There is a lovely story in the NY TIMES today about this year's group of forty Intel Science Talent search finalists, who will compete in Washington for scholarships that rise to a first prize of $100,000. Readers of the very first chapter of my Memoir will recall that the Intel, originally the Westinghouse, Science Talent Search is a competition for high school seniors, each of whom must take a general science exam and do an original science research project. My faithful readers will also perhaps recall that in 1948, shortly after the competition was inaugurated, my big sister, Barbara, was the grand national girl winner [as they then were called] of the competition.
What catches the eye in the TIMES story is the size of the prizes.
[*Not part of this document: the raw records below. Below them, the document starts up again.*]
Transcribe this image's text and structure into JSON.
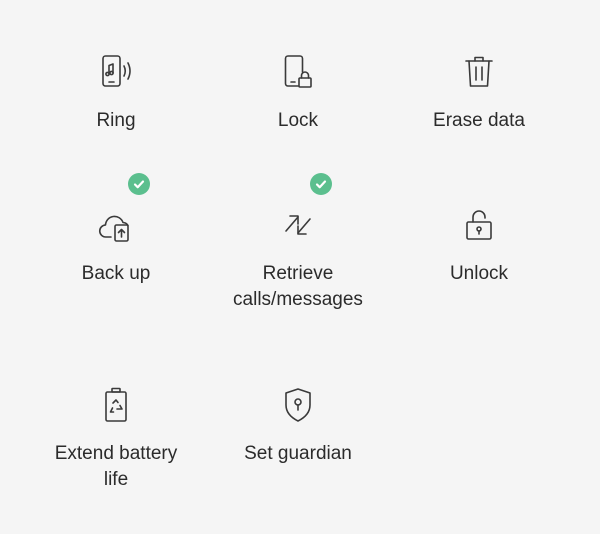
{
  "colors": {
    "background": "#f5f5f5",
    "icon_stroke": "#3a3a3a",
    "check_badge": "#5bbf8e",
    "text": "#2b2b2b"
  },
  "actions": [
    {
      "label": "Ring",
      "icon": "phone-ring-icon",
      "checked": false
    },
    {
      "label": "Lock",
      "icon": "phone-lock-icon",
      "checked": false
    },
    {
      "label": "Erase data",
      "icon": "trash-icon",
      "checked": false
    },
    {
      "label": "Back up",
      "icon": "cloud-backup-icon",
      "checked": true
    },
    {
      "label": "Retrieve\ncalls/messages",
      "icon": "transfer-arrows-icon",
      "checked": true
    },
    {
      "label": "Unlock",
      "icon": "unlock-icon",
      "checked": false
    },
    {
      "label": "Extend battery\nlife",
      "icon": "battery-recycle-icon",
      "checked": false
    },
    {
      "label": "Set guardian",
      "icon": "shield-keyhole-icon",
      "checked": false
    }
  ]
}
Barbara, as top winner, was awarded a scholarship of $2400, which actually paid most of her bills for four years at Swarthmore College [from which she graduated with a summa in math, by the way.] The CPI calculator I located online converts that into a tad less than $23,000 in today's depreciated currency, which shows that Intel has indeed upped the prizes dramatically.
But of course the real news is the brief description in the story of the projects the top forty presented to the judges. They all seem to have done work that would have won Nobel prizes or the like half a century ago! The speed with which especially the biological sciences have progressed in that period is truly astonishing.
I often reflect that deeply religious science deniers, who consider it a mark of their faith to insist that evolution is a hoax and the earth only ten thousand years old, completely miss the true wonder of what they consider God's creation.